Sanitarium Weet-Bix

  • Health Star Rating: 5
  • Added sugar: 3g per 100g
  • Sodium: 270mg per 100g
  • Fibre: 12.9g per 100g
  • Price: 87 cents per 100g

Weet-Bix is one of the most recognisable, well-known cereal products in Australia. For many of us, they were a first food and a staple breakfast option throughout our childhoods (and beyond).

So, how do they compare with other bix on the market? 


As far as nutrition goes, Weet-Bix compare very favourably! They have a Health Star Rating of 5, only 3g per 100g of added sugar, and are 97% wholegrains. 

Many of the wheat biscuit cereals we analysed score 100% for nutrition. They're generally high in fibre, low in sugar and saturated fat and a source of whole grains. 

Aside from flavoured products, almost all the bix we reviewed have a Health Star Rating of 5, so you can be confident that most plain wheat biscuit cereals you put in your trolley will be good for you. 

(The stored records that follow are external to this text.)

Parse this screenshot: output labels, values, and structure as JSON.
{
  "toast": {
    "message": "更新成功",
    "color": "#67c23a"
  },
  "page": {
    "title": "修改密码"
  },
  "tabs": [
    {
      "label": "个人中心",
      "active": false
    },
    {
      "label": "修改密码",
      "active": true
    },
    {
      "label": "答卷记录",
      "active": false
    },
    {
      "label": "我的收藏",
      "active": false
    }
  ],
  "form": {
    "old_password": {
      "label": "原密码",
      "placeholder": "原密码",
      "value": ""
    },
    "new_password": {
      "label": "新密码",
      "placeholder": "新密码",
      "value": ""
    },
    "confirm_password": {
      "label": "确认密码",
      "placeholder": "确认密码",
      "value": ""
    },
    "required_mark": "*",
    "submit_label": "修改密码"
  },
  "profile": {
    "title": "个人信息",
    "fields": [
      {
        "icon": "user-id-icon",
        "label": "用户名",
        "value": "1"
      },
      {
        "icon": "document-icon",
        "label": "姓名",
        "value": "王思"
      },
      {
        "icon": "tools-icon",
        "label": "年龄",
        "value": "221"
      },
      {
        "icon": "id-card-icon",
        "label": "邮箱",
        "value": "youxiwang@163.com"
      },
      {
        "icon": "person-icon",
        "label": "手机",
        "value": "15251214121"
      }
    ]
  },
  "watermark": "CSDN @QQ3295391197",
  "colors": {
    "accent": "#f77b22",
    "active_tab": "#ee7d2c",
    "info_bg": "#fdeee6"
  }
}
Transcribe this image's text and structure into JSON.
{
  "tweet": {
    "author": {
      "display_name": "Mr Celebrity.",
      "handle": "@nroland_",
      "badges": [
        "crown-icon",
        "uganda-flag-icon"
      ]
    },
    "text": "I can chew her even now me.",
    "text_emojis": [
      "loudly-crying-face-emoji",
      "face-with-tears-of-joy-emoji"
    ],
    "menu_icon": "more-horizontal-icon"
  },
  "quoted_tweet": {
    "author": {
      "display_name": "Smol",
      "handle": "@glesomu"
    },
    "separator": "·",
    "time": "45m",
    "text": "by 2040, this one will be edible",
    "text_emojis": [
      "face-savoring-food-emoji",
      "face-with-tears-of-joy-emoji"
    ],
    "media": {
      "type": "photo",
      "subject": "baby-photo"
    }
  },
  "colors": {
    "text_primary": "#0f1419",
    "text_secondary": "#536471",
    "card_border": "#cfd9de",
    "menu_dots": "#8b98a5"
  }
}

goldenvale wheat biscuits

Aldi's wheat biscuits give Weet-Bix a run for their money in terms of taste and price.


When you shop by brand, you'll often pay more for a well-known name – and that's definitely the case for Weet-Bix. Per 100g, it's the second-most expensive wheat biscuit cereal we analysed at 88c per 100g. 

The cheapest is Aldi Goldenvale Wheat Biscuits at 36c per 100g – less than half the price of Weet-Bix. 

And according to CHOICE taste testers, they're not dissimilar to the OG Weet-Bix product. Check out our wheat biscuit cereal comparison.

Stock images: Getty, unless otherwise stated.

We care about accuracy. See something that's not quite right in this article? Let us know or read more about fact-checking at CHOICE.